--- START ---

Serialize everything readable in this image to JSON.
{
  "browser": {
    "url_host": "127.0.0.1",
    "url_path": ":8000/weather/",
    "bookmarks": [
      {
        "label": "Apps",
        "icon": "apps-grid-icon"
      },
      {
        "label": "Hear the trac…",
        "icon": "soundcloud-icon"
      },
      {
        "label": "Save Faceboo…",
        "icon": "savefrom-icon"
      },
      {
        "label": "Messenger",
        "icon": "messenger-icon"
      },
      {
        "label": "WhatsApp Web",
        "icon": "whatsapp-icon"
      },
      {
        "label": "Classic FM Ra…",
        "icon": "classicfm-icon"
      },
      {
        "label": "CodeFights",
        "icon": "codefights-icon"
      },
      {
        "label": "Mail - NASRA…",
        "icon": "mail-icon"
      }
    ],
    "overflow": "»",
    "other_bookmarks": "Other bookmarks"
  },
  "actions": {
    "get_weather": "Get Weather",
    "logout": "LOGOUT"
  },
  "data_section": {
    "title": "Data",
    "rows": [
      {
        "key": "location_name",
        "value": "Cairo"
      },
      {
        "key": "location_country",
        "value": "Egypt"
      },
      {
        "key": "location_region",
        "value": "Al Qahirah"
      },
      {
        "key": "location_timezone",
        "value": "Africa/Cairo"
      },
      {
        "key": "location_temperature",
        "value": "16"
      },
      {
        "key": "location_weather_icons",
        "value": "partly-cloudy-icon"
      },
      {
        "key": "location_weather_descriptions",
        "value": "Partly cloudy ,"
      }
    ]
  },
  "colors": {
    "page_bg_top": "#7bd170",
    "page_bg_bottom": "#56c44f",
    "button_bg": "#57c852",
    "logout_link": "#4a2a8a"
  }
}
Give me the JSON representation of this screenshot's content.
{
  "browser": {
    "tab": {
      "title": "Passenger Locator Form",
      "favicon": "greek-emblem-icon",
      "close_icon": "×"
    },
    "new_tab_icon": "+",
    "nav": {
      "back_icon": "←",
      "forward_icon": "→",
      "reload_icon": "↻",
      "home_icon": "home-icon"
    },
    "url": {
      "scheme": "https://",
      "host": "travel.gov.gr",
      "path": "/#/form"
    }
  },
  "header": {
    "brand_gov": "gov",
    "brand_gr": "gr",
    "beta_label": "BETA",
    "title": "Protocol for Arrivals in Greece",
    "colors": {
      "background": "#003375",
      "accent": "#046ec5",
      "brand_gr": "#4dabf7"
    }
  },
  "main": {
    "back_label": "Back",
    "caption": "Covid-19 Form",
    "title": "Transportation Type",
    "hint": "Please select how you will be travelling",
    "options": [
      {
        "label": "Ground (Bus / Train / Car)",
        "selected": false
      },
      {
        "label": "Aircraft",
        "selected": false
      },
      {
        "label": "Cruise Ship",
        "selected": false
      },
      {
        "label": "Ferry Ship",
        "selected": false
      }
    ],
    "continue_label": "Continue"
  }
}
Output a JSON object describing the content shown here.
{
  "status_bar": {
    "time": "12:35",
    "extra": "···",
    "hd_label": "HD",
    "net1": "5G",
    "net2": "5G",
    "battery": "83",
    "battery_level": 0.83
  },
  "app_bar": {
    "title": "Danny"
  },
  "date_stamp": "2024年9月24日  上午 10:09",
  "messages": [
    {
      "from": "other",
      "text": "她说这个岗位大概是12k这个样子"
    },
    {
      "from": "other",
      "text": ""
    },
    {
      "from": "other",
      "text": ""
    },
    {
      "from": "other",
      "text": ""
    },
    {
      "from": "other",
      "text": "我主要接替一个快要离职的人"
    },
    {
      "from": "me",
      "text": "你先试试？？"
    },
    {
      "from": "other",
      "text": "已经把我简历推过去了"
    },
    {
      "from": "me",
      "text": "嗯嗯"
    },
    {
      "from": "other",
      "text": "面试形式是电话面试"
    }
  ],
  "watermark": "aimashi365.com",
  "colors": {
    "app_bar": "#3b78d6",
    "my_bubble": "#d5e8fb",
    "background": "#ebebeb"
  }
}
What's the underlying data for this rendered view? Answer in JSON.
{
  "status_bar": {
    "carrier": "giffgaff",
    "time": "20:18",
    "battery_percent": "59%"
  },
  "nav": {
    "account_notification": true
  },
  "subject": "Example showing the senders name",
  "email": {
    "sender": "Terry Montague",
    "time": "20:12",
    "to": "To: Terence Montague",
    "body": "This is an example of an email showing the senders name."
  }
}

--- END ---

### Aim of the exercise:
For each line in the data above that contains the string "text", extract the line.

### Exercise output:
      "text": "她说这个岗位大概是12k这个样子"
      "text": ""
      "text": ""
      "text": ""
      "text": "我主要接替一个快要离职的人"
      "text": "你先试试？？"
      "text": "已经把我简历推过去了"
      "text": "嗯嗯"
      "text": "面试形式是电话面试"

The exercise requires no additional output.